Top of PROVIDED RECORDS

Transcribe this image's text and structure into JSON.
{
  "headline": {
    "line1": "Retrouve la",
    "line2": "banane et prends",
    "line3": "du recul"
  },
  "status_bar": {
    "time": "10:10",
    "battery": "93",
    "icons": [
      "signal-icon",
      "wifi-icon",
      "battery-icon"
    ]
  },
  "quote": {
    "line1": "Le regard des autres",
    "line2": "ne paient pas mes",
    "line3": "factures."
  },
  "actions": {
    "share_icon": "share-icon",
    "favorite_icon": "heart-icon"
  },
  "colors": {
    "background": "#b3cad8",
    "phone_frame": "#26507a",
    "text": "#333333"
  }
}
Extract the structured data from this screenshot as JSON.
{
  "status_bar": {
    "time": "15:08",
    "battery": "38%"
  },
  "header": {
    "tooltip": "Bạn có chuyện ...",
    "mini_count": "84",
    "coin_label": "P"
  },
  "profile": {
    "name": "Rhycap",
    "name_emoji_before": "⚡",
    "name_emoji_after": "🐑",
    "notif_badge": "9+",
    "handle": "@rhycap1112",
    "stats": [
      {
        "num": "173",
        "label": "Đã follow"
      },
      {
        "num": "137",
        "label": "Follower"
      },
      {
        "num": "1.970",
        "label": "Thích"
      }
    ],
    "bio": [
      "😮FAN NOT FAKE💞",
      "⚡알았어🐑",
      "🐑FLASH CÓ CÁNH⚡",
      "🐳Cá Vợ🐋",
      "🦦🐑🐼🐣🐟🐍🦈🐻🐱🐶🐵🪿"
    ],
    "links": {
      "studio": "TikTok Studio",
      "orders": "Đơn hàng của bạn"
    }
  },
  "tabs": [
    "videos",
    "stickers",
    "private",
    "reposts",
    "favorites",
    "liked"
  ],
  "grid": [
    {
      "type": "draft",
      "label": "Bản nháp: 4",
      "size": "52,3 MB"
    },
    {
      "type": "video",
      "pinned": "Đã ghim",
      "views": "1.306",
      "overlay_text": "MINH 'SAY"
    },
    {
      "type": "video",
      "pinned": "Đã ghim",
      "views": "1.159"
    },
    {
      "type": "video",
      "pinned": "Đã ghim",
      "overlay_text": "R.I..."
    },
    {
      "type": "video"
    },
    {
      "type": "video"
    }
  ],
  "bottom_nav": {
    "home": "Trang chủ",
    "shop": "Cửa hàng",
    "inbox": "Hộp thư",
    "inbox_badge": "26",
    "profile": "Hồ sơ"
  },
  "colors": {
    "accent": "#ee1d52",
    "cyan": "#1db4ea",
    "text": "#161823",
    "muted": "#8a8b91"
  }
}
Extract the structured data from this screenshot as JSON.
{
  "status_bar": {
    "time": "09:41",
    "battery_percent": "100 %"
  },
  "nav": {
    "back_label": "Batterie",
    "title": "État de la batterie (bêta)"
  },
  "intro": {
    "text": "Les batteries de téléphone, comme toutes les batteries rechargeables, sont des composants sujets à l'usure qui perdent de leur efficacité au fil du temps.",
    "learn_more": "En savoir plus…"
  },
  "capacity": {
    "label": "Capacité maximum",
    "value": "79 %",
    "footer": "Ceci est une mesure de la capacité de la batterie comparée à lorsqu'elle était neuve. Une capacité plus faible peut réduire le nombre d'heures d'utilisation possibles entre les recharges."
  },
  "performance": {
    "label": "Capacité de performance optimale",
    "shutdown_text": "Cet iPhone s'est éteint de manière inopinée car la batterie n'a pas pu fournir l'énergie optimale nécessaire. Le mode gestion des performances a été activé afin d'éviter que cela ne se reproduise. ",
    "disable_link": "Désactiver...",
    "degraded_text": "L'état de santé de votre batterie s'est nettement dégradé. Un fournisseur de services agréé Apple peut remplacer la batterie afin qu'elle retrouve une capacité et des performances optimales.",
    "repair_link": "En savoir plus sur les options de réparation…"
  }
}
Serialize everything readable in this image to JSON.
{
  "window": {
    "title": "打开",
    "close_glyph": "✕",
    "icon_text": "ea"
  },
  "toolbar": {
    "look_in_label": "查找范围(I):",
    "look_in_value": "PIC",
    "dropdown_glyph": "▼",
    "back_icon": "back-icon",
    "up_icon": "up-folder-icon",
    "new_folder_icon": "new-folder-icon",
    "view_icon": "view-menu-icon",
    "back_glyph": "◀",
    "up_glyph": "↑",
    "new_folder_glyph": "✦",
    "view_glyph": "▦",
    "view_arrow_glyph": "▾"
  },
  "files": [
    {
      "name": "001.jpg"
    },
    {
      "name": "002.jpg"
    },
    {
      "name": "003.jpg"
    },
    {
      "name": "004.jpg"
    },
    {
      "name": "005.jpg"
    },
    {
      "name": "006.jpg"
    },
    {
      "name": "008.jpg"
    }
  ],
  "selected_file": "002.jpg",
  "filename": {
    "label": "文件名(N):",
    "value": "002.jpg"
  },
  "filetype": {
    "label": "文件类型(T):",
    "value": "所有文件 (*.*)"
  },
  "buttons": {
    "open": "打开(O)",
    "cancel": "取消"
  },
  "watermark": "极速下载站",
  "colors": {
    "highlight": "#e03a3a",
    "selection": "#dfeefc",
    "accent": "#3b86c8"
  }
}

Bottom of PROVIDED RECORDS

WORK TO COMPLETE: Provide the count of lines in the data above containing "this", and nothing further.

RESPONSE: 4